Corporate executives had hurried to raise money when the pandemic began last year and banks have been holding it ever since.
Because companies are reluctant to borrow from them, the banks can’t turn the money into income-generating loans as they normally would, which has put a damper on their profit margins.
In light of that, some banks have begun urging their corporate customers to spend their cash on their businesses or move it elsewhere.
Bankers thought the improving economy would reduce the pandemic-era tendency of companies to keep holding cash. However, the deposits have not slowed even in recent weeks as vaccines continued going out and things kept opening back up.

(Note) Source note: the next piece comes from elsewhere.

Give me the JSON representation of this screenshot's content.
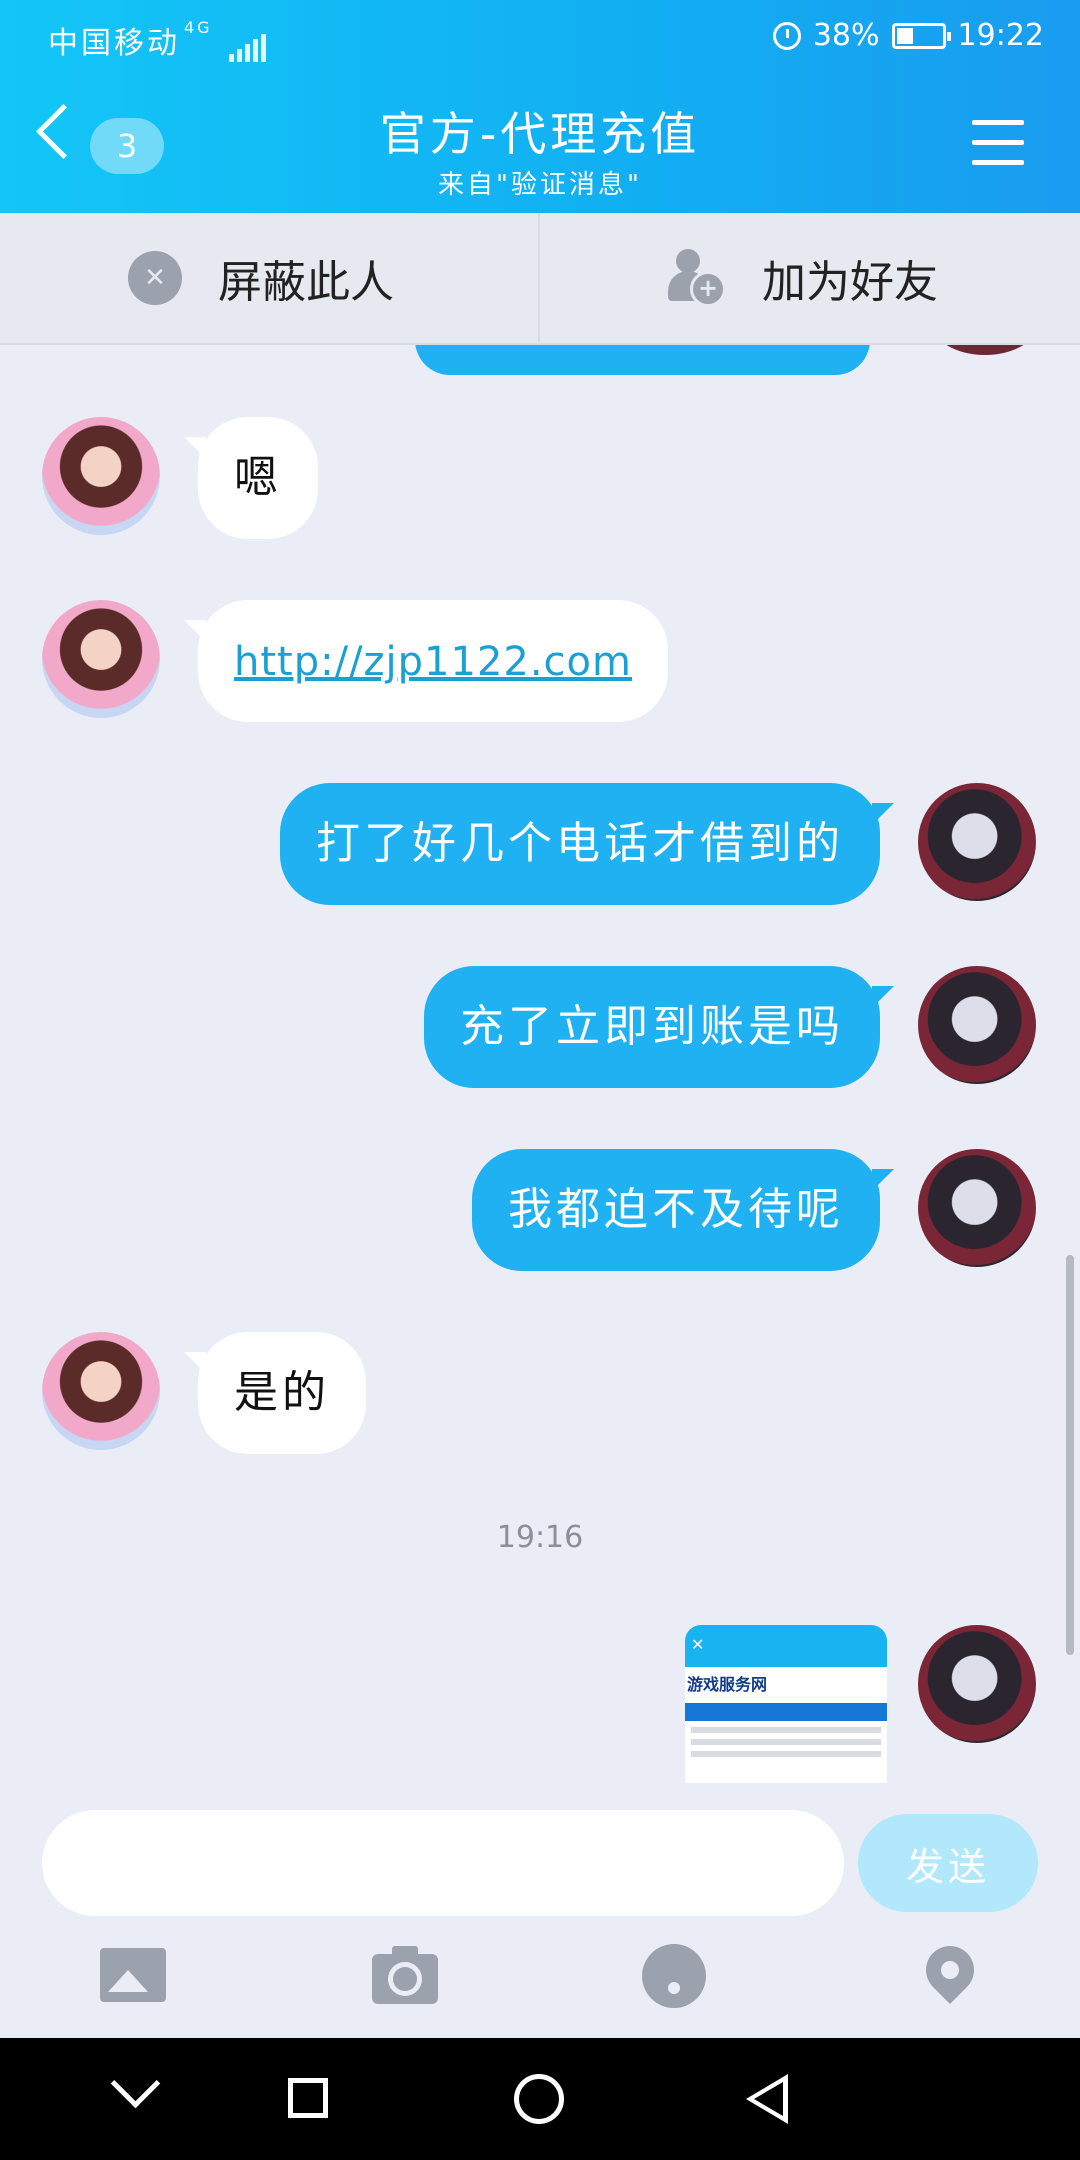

According to some chief financial officers, such as Matthew Ellis, chief financial officer of telecommunications company Verizon Communications, the reason is because they’re simply not ready to implement big changes. Ellis said his company has been running on elevated cash balances for a year now. Because of that, there’s not been any decisions on if or when to change that, he added.
Among the banks wanting to unload cash are JPMorgan Chase and Citigroup, PYMNTS reported in May. There were loosened capital rules put into place in the early stages of the pandemic, which had the effect of helping lenders deal with the increase in deposits they were seeing.
However, that was ended by the Fed last month and now some banks are having to look closer at who they’re letting make deposits.
JPMorgan CFO Jennifer Piepszak said in a March earnings call that this was an unusual practice for banks, saying it wouldn’t be positive if it continued in the long run.